* [Task to complete]:
How many lines in the data below have the string "transition"? Reply with the number alone.

'''

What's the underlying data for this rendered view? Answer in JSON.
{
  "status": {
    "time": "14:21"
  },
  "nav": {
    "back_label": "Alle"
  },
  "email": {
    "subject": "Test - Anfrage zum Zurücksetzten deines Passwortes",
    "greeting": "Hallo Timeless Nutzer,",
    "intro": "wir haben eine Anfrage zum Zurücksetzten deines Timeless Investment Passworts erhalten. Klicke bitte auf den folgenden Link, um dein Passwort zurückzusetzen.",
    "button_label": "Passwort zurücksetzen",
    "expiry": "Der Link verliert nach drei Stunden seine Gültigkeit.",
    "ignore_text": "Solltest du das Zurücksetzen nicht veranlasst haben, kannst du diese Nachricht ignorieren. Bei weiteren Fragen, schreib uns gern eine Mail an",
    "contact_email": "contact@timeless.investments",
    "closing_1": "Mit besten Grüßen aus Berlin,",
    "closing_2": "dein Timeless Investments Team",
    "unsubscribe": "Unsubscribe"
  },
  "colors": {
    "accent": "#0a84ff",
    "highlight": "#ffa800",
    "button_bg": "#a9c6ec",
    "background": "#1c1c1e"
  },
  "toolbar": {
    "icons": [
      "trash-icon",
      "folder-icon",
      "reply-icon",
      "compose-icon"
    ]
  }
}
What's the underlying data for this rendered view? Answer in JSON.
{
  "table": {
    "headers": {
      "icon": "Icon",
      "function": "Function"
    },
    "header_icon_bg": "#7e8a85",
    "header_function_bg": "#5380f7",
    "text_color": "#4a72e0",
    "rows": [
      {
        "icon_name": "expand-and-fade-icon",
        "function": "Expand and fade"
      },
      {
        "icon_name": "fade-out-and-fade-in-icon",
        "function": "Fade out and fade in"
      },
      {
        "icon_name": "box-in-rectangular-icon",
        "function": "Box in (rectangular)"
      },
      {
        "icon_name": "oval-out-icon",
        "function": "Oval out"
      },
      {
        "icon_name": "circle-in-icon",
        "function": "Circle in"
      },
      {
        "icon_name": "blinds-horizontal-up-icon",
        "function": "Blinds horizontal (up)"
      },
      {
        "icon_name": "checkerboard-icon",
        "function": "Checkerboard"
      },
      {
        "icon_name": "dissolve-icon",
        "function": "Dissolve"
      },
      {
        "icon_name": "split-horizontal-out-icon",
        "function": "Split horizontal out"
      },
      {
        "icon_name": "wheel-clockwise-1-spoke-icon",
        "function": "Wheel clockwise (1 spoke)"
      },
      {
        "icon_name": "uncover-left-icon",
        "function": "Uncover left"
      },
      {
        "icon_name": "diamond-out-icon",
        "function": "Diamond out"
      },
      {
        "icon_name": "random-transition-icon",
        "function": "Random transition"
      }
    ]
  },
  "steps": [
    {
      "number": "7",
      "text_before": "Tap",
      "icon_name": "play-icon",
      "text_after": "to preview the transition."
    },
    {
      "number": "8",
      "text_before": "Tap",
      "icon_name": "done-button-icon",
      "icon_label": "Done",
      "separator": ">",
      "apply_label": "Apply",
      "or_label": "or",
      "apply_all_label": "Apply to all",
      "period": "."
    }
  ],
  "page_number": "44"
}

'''

* [Exercise answer]:
3